With Governor Brown’s recent veto of the three foot passing bill, there’s a new product popping up specifically for cyclists looking to preserve a bit of personal space. The bike safety light from XFIRE allows riders to create their own bike lane (as they ride) by projecting red laser beams onto the ground on either side.

Last month The Guardian took the XFIRE bike safety light for a test ride in the following video:

In their article on the new product, The Guardian’s bike blog questioned whether the DIY bike lane actually increases rider safety or merely offers a false sense of security. After all, if the projected bike lane isn’t clearly visible to passing vehicles it sort of defeats the entire point of the device.
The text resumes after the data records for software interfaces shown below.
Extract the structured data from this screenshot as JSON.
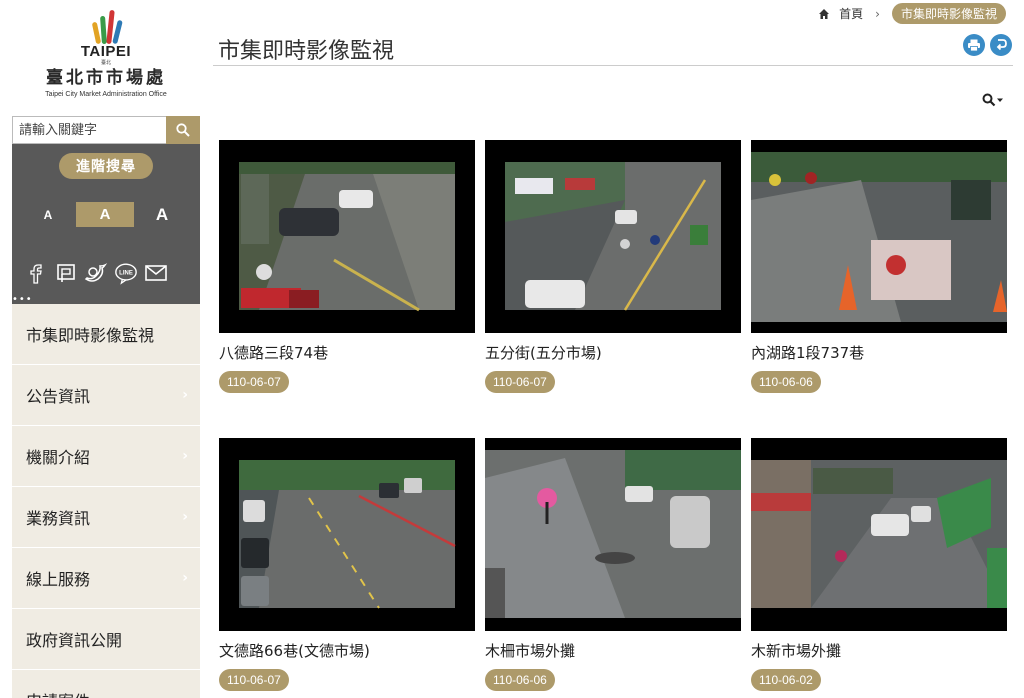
{
  "logo": {
    "brand": "TAIPEI",
    "brand_sub": "臺北",
    "name": "臺北市市場處",
    "english": "Taipei City Market Administration Office"
  },
  "search": {
    "placeholder": "請輸入關鍵字",
    "advanced_label": "進階搜尋"
  },
  "font_sizes": {
    "small": "A",
    "medium": "A",
    "large": "A"
  },
  "socials": [
    "facebook-icon",
    "plurk-icon",
    "twitter-icon",
    "line-icon",
    "mail-icon"
  ],
  "more_dots": "•••",
  "menu": [
    {
      "label": "市集即時影像監視"
    },
    {
      "label": "公告資訊"
    },
    {
      "label": "機關介紹"
    },
    {
      "label": "業務資訊"
    },
    {
      "label": "線上服務"
    },
    {
      "label": "政府資訊公開"
    },
    {
      "label": "申請案件"
    }
  ],
  "breadcrumb": {
    "home": "首頁",
    "separator": "›",
    "current": "市集即時影像監視"
  },
  "page_title": "市集即時影像監視",
  "cameras": [
    {
      "title": "八德路三段74巷",
      "date": "110-06-07"
    },
    {
      "title": "五分街(五分市場)",
      "date": "110-06-07"
    },
    {
      "title": "內湖路1段737巷",
      "date": "110-06-06"
    },
    {
      "title": "文德路66巷(文德市場)",
      "date": "110-06-07"
    },
    {
      "title": "木柵市場外攤",
      "date": "110-06-06"
    },
    {
      "title": "木新市場外攤",
      "date": "110-06-02"
    }
  ],
  "colors": {
    "accent_gold": "#ad9a6a",
    "sidebar_dark": "#595959",
    "menu_bg": "#f0ece3",
    "icon_blue": "#3a8cc6"
  }
}
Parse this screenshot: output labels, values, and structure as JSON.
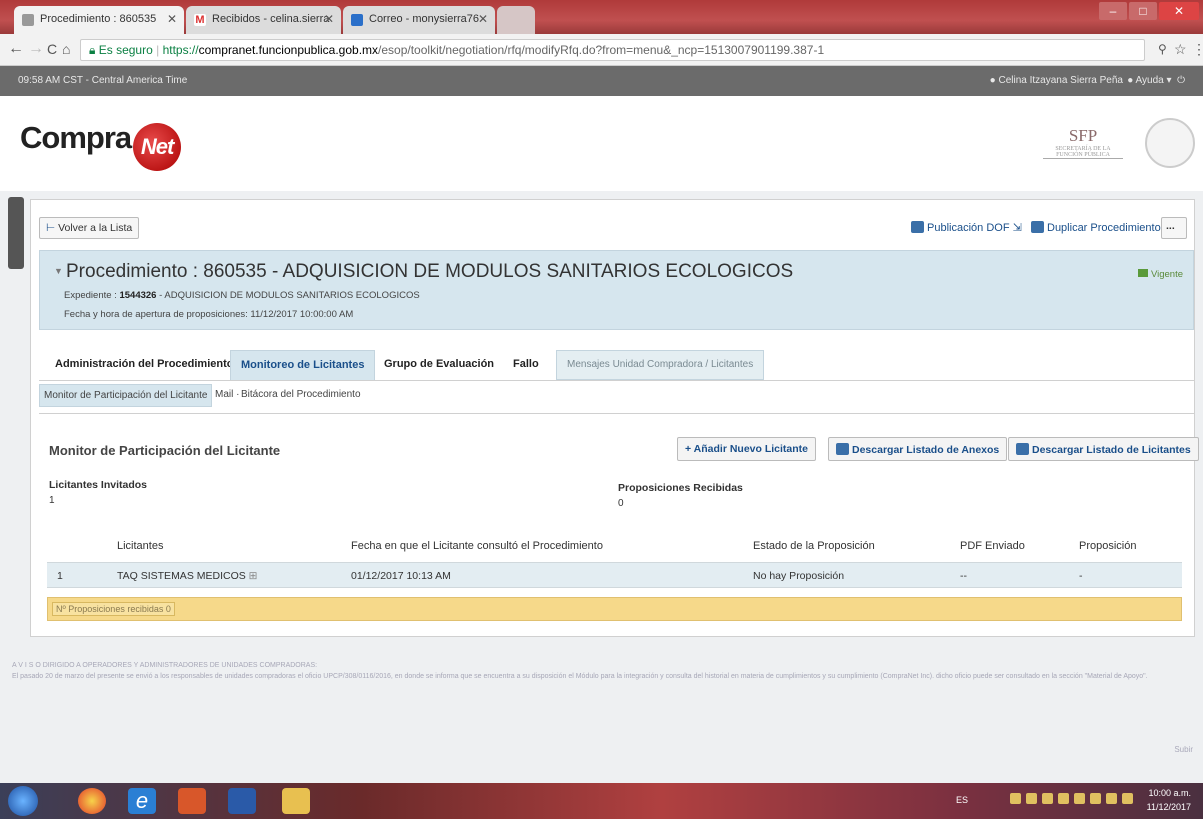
{
  "browser": {
    "tabs": [
      {
        "title": "Procedimiento : 860535",
        "active": true
      },
      {
        "title": "Recibidos - celina.sierra",
        "active": false
      },
      {
        "title": "Correo - monysierra76",
        "active": false
      }
    ],
    "secure_label": "Es seguro",
    "url_proto": "https://",
    "url_host": "compranet.funcionpublica.gob.mx",
    "url_path": "/esop/toolkit/negotiation/rfq/modifyRfq.do?from=menu&_ncp=1513007901199.387-1"
  },
  "topbar": {
    "time": "09:58 AM CST - Central America Time",
    "user": "Celina Itzayana Sierra Peña",
    "help": "Ayuda"
  },
  "logo": {
    "compra": "Compra",
    "net": "Net",
    "sfp": "SFP",
    "sfp_sub": "SECRETARÍA DE LA FUNCIÓN PÚBLICA"
  },
  "actions": {
    "back": "Volver a la Lista",
    "dof": "Publicación DOF",
    "duplicate": "Duplicar Procedimiento",
    "more": "..."
  },
  "procedure": {
    "title": "Procedimiento : 860535 - ADQUISICION DE MODULOS SANITARIOS ECOLOGICOS",
    "exp_label": "Expediente :",
    "exp_num": "1544326",
    "exp_desc": " - ADQUISICION DE MODULOS SANITARIOS ECOLOGICOS",
    "fecha": "Fecha y hora de apertura de proposiciones: 11/12/2017 10:00:00 AM",
    "status": "Vigente"
  },
  "tabs": [
    "Administración del Procedimiento",
    "Monitoreo de Licitantes",
    "Grupo de Evaluación",
    "Fallo",
    "Mensajes Unidad Compradora / Licitantes"
  ],
  "subtabs": [
    "Monitor de Participación del Licitante",
    "Mail",
    "Bitácora del Procedimiento"
  ],
  "section": {
    "title": "Monitor de Participación del Licitante",
    "add": "+ Añadir Nuevo Licitante",
    "dl_anexos": "Descargar Listado de Anexos",
    "dl_licitantes": "Descargar Listado de Licitantes",
    "invitados_label": "Licitantes Invitados",
    "invitados_val": "1",
    "recibidas_label": "Proposiciones Recibidas",
    "recibidas_val": "0"
  },
  "table": {
    "headers": [
      "Licitantes",
      "Fecha en que el Licitante consultó el Procedimiento",
      "Estado de la Proposición",
      "PDF Enviado",
      "Proposición"
    ],
    "rows": [
      [
        "1",
        "TAQ SISTEMAS MEDICOS",
        "01/12/2017 10:13 AM",
        "No hay Proposición",
        "--",
        "-"
      ]
    ],
    "footer": "Nº Proposiciones recibidas 0"
  },
  "notice": {
    "line1": "A V I S O DIRIGIDO A OPERADORES Y ADMINISTRADORES DE UNIDADES COMPRADORAS:",
    "line2": "El pasado 20 de marzo del presente se envió a los responsables de unidades compradoras el oficio UPCP/308/0116/2016, en donde se informa que se encuentra a su disposición el Módulo para la integración y consulta del historial en materia de cumplimientos y su cumplimiento (CompraNet Inc). dicho oficio puede ser consultado en la sección \"Material de Apoyo\".",
    "subir": "Subir"
  },
  "taskbar": {
    "lang": "ES",
    "time": "10:00 a.m.",
    "date": "11/12/2017"
  }
}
Although the idea of a self-made bike lane is admirable, the reality seems to be that there’s a significant gap between concept and execution. According to the senior technical officer at the National Cycling Charity, the only person the bike lane is clearly visible to is the actual cyclist. He’s quoted as saying:

“The road will reflect only a small fraction of the light that falls on it. And it’ll reflect in all directions – but more back to source than other directions – so only a tiny fraction goes towards the driver.

Then there’s the question of whether the driver is looking at the road surface anyway. Research on driver eye fixation confirms the obvious, that they give most of their attention to potential threats and signals, such as oncoming traffic, crossing traffic, traffic lights and road signs, most of which is offside or high above the road, and only some of which is to the left or down on its surface. So their eyes are mostly up and rightwards. The cyclist’s challenge is to grab the driver’s attention in the few glances he gives to the nearside.

Can the driver even see the nearside road surface? Not very near he can’t. My bonnet blocks my view of that part of the road for some distance ahead.

I think this is a mostly harmless gimmick. I’d rather have the extra light directed somewhere more obviously useful instead.”

Despite criticism surrounding its efficacy, advocates of the technology contend that it has the potential to save lives. And, given what we know about the dramatic effect even minor separations between cars and cyclists can have on a rider’s safety, it might not be too far-fetched to think the bike safety light could still have a positive effect. Even if criticisms about it being difficult to see are completely valid, the only real harm to the rider would be treating the fictitiously created bike lane as if it’s an actual barrier protecting them from traffic.

Regardless of the visual signs a cyclist offers surrounding vehicles, the best thing they can do to protect themselves is ride defensively and never assume a car is aware of where they are. The bike safety light is just one more tool (albeit an arguably gimmicky one) that allows cyclists to encourage vehicles to keep a safe distance and share the road.